* _WHAT YOU SHOULD DO_
Nothing but a number should be written: the count of lines below that contain "access".

* _EXTRACTED DATA_
'''
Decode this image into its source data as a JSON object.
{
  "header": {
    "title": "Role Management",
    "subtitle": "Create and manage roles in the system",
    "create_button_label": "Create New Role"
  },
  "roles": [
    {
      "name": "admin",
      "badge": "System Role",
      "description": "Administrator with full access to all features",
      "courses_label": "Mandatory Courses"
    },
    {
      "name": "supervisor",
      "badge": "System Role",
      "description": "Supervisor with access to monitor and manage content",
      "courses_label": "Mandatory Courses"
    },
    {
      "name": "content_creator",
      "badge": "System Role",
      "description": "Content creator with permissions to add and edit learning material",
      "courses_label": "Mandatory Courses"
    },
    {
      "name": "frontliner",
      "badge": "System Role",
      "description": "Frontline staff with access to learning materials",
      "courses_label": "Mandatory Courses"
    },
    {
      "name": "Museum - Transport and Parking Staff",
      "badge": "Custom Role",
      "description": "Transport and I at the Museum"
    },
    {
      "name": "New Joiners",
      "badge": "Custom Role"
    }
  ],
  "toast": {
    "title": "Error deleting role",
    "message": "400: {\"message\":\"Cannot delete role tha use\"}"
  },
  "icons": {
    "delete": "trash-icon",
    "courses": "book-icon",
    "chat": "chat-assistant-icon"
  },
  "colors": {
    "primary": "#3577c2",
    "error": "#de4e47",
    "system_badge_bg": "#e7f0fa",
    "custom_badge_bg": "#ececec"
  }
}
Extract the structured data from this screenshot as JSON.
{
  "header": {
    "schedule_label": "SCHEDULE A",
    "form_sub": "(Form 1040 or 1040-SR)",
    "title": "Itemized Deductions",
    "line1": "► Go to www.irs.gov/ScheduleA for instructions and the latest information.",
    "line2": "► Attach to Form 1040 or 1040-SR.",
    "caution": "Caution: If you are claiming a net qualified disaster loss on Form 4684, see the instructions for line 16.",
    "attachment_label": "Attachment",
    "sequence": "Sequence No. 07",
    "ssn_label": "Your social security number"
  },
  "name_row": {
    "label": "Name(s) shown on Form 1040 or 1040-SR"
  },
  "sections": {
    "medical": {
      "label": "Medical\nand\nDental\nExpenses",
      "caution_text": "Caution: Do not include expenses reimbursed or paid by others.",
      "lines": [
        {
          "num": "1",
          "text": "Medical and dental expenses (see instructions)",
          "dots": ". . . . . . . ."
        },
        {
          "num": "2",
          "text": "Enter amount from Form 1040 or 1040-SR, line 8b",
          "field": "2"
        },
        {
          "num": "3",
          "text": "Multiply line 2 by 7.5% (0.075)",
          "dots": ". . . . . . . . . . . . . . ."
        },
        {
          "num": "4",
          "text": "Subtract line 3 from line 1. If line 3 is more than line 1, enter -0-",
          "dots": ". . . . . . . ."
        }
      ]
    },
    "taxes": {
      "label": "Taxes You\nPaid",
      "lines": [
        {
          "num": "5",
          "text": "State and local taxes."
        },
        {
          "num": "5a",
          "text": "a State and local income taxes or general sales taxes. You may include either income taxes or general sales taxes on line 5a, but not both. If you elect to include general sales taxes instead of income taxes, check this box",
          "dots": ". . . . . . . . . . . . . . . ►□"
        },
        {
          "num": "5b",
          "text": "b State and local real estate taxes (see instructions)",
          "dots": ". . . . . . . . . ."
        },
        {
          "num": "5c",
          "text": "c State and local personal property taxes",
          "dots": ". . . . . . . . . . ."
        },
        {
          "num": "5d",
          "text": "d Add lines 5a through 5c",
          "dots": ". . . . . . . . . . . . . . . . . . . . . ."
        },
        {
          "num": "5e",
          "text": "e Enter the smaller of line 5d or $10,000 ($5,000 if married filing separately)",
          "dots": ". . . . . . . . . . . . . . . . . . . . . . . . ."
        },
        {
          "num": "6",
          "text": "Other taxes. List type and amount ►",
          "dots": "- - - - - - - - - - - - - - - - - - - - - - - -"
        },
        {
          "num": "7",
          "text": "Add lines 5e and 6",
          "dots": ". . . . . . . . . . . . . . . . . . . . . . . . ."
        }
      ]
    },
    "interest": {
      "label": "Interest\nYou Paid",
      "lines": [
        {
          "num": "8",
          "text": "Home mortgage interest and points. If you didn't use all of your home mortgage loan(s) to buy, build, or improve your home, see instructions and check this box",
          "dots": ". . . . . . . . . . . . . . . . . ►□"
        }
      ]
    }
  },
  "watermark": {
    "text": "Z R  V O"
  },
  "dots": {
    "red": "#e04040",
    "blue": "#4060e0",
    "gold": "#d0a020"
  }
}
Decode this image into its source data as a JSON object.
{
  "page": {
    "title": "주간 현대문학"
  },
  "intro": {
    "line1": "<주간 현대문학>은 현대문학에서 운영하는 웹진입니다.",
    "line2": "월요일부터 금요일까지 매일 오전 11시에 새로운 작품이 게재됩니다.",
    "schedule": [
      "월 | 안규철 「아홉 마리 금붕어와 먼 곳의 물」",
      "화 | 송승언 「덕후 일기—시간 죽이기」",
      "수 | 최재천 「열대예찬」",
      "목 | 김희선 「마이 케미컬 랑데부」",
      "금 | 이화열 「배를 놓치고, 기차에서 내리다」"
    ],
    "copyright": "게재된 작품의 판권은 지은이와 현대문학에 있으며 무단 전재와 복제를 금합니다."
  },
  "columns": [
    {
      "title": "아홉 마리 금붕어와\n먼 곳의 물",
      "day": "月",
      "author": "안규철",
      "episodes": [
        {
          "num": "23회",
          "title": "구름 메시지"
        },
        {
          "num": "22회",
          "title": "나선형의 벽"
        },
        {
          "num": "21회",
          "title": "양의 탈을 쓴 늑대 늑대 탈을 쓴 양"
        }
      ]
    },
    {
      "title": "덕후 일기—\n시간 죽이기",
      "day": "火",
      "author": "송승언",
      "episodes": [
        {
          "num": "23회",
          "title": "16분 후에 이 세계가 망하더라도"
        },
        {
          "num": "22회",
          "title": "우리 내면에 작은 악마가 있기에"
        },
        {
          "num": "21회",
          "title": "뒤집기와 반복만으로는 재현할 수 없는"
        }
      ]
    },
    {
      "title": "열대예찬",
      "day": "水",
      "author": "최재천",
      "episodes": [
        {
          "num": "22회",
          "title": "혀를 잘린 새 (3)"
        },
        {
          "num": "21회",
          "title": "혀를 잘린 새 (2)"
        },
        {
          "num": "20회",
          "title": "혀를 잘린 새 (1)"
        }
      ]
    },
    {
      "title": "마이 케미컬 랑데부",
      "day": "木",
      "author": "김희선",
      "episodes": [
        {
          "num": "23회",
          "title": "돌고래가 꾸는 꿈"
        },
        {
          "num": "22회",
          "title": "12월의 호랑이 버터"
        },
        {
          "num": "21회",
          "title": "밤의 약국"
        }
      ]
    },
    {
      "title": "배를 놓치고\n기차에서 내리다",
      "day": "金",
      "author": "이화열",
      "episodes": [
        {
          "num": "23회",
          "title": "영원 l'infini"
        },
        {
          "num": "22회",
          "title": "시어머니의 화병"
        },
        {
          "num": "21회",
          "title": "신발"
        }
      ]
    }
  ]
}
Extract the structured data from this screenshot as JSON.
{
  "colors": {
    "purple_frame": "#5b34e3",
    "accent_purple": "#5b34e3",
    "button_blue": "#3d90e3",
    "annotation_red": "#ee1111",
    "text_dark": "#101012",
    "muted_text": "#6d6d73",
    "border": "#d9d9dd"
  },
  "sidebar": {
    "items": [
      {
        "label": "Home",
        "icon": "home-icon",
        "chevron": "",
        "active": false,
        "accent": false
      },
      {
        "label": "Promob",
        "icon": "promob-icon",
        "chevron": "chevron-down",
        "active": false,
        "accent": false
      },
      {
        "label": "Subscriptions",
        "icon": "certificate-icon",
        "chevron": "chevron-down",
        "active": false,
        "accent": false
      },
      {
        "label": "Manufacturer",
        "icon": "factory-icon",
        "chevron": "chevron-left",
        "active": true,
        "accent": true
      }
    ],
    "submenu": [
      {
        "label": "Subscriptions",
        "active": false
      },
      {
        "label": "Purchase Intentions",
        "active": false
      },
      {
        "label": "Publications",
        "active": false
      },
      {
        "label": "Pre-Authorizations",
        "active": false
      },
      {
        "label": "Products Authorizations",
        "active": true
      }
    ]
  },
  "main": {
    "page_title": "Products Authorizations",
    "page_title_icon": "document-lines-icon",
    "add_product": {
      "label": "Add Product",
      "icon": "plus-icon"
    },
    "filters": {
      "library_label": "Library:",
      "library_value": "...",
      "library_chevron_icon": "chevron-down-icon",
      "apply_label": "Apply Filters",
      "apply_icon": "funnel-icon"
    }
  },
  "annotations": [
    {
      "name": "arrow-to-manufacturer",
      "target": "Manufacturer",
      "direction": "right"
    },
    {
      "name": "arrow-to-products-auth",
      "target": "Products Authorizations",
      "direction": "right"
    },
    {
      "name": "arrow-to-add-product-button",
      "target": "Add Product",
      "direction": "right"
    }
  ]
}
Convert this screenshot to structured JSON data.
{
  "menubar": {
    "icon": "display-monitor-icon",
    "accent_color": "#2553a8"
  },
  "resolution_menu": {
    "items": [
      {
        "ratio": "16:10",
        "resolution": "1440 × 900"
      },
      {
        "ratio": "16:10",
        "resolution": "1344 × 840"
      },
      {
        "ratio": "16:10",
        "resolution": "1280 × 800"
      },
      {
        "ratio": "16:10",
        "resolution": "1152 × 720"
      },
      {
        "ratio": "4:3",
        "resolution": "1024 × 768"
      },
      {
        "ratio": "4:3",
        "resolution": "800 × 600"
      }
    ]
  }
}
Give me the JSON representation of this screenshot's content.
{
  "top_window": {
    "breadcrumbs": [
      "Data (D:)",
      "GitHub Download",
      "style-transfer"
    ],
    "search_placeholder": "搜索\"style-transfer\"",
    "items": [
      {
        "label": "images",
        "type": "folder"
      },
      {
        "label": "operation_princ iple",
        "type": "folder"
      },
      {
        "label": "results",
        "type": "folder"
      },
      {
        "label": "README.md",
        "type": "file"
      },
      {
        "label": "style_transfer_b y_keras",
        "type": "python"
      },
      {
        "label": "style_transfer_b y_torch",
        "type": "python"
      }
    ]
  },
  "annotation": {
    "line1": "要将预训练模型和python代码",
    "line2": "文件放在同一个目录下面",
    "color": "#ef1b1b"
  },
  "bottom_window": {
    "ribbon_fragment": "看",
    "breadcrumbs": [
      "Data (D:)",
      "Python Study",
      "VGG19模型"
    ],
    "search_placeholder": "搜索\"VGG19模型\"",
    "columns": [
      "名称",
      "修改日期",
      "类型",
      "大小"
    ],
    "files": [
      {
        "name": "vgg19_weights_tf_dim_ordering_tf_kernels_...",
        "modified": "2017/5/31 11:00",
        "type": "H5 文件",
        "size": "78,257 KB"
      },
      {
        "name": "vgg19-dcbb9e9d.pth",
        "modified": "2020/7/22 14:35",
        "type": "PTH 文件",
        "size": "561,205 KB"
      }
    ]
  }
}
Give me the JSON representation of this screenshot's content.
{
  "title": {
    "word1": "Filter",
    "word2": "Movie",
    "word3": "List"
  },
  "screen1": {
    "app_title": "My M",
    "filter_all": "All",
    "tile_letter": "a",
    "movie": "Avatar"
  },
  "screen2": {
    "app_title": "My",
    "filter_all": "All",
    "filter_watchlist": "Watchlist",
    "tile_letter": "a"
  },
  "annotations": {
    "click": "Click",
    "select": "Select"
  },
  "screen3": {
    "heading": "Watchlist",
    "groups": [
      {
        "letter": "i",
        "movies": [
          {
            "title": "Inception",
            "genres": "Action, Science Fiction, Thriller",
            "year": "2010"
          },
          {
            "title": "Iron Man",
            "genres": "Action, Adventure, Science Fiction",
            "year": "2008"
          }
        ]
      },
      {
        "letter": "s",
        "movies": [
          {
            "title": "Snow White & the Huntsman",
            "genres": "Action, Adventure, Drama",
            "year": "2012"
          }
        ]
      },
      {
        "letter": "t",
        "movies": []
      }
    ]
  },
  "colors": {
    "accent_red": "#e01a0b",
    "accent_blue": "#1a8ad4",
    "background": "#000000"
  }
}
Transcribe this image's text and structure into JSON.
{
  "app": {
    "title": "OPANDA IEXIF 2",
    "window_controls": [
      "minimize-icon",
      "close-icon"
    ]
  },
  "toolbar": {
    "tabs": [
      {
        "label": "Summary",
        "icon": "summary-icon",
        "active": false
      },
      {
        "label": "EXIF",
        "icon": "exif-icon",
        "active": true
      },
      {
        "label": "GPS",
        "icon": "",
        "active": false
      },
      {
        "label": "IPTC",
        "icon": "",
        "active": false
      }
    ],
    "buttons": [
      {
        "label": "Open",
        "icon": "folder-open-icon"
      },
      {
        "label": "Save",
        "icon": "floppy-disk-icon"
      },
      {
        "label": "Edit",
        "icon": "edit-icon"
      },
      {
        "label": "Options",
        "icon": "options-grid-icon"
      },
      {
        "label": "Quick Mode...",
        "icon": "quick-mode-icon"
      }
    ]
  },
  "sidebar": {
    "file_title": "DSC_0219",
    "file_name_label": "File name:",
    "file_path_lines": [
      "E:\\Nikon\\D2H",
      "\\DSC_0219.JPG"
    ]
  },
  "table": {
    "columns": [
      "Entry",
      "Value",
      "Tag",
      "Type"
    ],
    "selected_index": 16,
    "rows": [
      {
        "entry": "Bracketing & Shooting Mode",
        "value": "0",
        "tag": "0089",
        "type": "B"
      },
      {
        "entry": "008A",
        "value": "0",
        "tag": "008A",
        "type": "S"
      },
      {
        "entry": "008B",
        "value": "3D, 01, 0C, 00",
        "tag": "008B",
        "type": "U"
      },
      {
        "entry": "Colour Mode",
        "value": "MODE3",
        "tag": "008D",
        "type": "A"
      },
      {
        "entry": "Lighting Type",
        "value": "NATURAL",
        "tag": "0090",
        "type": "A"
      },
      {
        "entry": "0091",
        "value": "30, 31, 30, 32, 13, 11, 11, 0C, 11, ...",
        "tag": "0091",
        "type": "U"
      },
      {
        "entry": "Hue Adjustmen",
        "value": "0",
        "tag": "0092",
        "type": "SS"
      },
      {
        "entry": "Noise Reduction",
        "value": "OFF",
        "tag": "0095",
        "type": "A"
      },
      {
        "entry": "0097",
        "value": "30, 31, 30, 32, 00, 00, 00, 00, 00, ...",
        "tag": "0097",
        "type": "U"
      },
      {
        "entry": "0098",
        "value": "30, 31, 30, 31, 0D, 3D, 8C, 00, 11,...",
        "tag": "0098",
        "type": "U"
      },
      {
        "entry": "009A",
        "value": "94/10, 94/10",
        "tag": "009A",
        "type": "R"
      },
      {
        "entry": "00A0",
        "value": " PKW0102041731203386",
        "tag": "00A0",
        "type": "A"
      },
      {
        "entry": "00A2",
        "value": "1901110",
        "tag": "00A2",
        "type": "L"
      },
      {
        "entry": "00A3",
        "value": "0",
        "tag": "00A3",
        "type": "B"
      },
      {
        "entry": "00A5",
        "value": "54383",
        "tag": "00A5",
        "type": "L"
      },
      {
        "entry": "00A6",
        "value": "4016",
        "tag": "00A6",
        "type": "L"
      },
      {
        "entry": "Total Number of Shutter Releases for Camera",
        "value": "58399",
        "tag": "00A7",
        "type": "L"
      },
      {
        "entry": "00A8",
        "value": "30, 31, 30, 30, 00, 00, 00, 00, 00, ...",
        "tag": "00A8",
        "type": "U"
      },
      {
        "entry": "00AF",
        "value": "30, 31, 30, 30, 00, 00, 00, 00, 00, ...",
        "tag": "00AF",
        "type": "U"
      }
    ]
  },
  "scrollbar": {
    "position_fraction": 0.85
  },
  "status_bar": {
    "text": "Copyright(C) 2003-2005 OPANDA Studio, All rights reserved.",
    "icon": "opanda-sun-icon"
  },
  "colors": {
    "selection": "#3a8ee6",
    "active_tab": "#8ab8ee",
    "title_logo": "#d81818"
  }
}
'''
* _ANSWER_
3